Thinking of submitting a film for this year’s short film competition? Here’s a selection of our favourites from previous festivals, plus some tips to get you started!
Find a story that needs to be told
First things first, work out what you want your film to be about. Look for something that you believe is interesting and important. It might be something you’ve studied, something that you’ve seen in the news or a bit of science that you just can’t stop thinking about!
Watch 2018’s (Inter)national winner here and you’ll know what we’re on about! The Upgraded Brain explored the topic of improving our intelligence and memory with brain implants. It shows some amazing, jaw-dropping science that we thought needed screen time!
A little bit of creativity will really make you stand out from other short films.

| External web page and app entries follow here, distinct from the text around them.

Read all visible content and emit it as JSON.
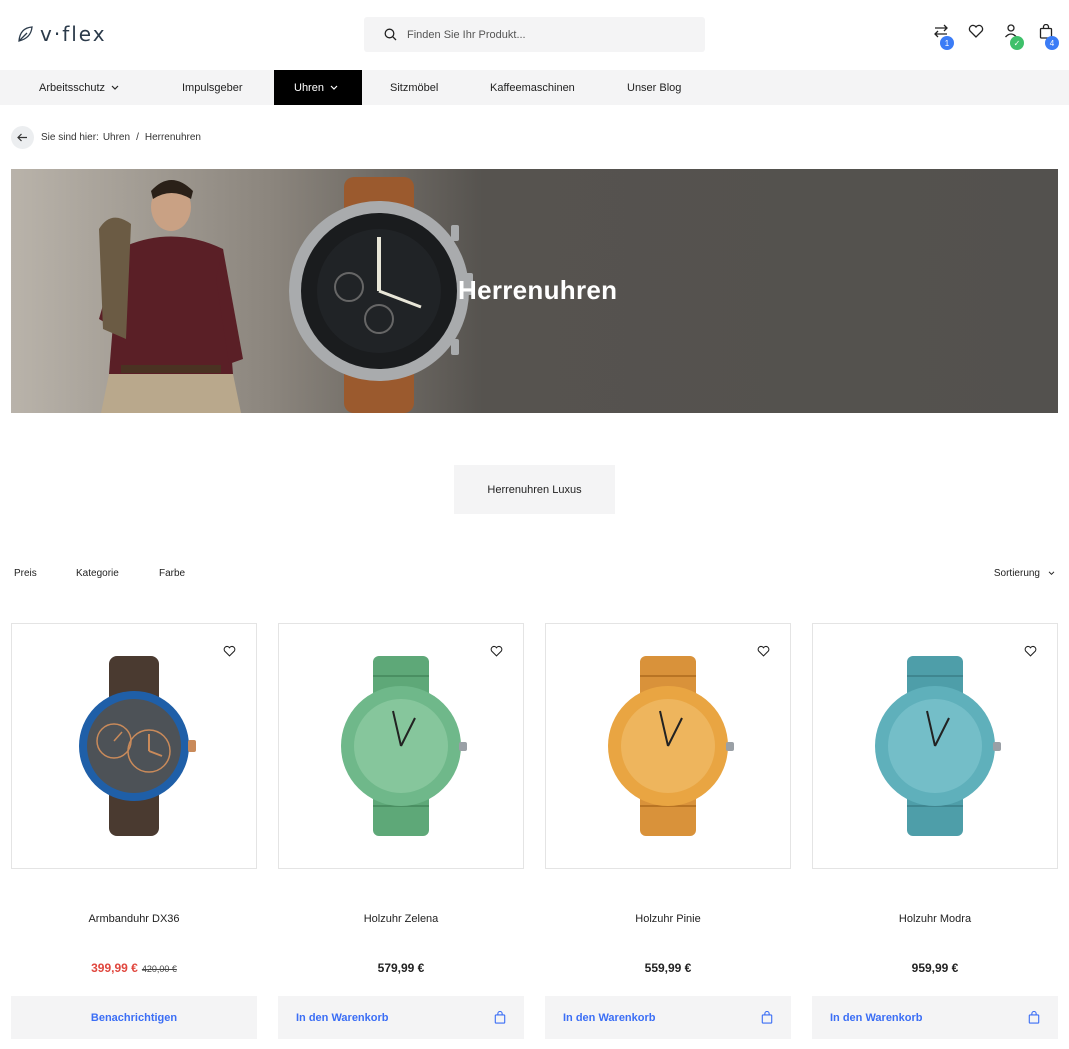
{
  "header": {
    "logo_text": "v·flex",
    "search_placeholder": "Finden Sie Ihr Produkt...",
    "compare_count": "1",
    "cart_count": "4"
  },
  "nav": {
    "items": [
      {
        "label": "Arbeitsschutz",
        "has_dropdown": true
      },
      {
        "label": "Impulsgeber",
        "has_dropdown": false
      },
      {
        "label": "Uhren",
        "has_dropdown": true,
        "active": true
      },
      {
        "label": "Sitzmöbel",
        "has_dropdown": false
      },
      {
        "label": "Kaffeemaschinen",
        "has_dropdown": false
      },
      {
        "label": "Unser Blog",
        "has_dropdown": false
      }
    ]
  },
  "breadcrumb": {
    "prefix": "Sie sind hier:",
    "items": [
      "Uhren",
      "Herrenuhren"
    ]
  },
  "hero": {
    "title": "Herrenuhren"
  },
  "subcategory": "Herrenuhren Luxus",
  "filters": [
    "Preis",
    "Kategorie",
    "Farbe"
  ],
  "sort_label": "Sortierung",
  "products": [
    {
      "name": "Armbanduhr DX36",
      "price": "399,99 €",
      "old_price": "420,00 €",
      "button": "Benachrichtigen",
      "color": "blue-dual"
    },
    {
      "name": "Holzuhr Zelena",
      "price": "579,99 €",
      "button": "In den Warenkorb",
      "color": "#6fb88a"
    },
    {
      "name": "Holzuhr Pinie",
      "price": "559,99 €",
      "button": "In den Warenkorb",
      "color": "#e9a542"
    },
    {
      "name": "Holzuhr Modra",
      "price": "959,99 €",
      "button": "In den Warenkorb",
      "color": "#5fb0bb"
    }
  ],
  "colors": {
    "accent": "#3b6ef5",
    "sale": "#e0473e",
    "badge_blue": "#3b7cf6",
    "badge_green": "#3ec06a"
  }
}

One of our favourites is the wonderful singing crocheted magic cone snail by Wisterlitz Productions. The catchy science sea shanty won them runner up in the local competition in 2016.
Think about how you can remix the standard science documentary format. What about animation, demonstrations, songs or even a fake reality TV show? We’re not joking about that last one — The Great Geo Bake Off made the shortlist last year!
In 2018 we also had our first mockumentary submission. We thought it was genius and awarded it runner up in the (Inter)national category.
Add some humour
Science can be terribly serious sometimes, but so many of our winners have managed to find moments among all those facts to get a bit silly. It’s a great way of keeping your audience’s attention, and you may as well have fun while working hard at your film!
In 2016, Mary-Laine Friday tickled our funny bones with her A to Zee of Animal Mysteries. She won the BBC Focus Prize.
Showing the human side of science makes a huge difference to getting the judges to care about the topic of your film. It will also help the film stick in their brain long after it’s ended.
We thought Bartholomew Harvey hit the right balance of facts and feelings in 2017, and he won the runner up position in the local competition.
Don’t have all the kit?
Don’t worry, the judges make allowances for this. The festival is all about giving budding film makers a boost! You might have to think more carefully to work around a lack of expensive equipment however, especially when it comes to sound.
If you’re filming outside, the sound of a presenter can get lost in wind or traffic. Make sure we can hear your audio clearly, perhaps by using voice overs.
Keep it short and sweet
The 10 minute limit is not a target!
Final tip: before you get started, make sure to give the competition rules a read. Oh, and have fun!!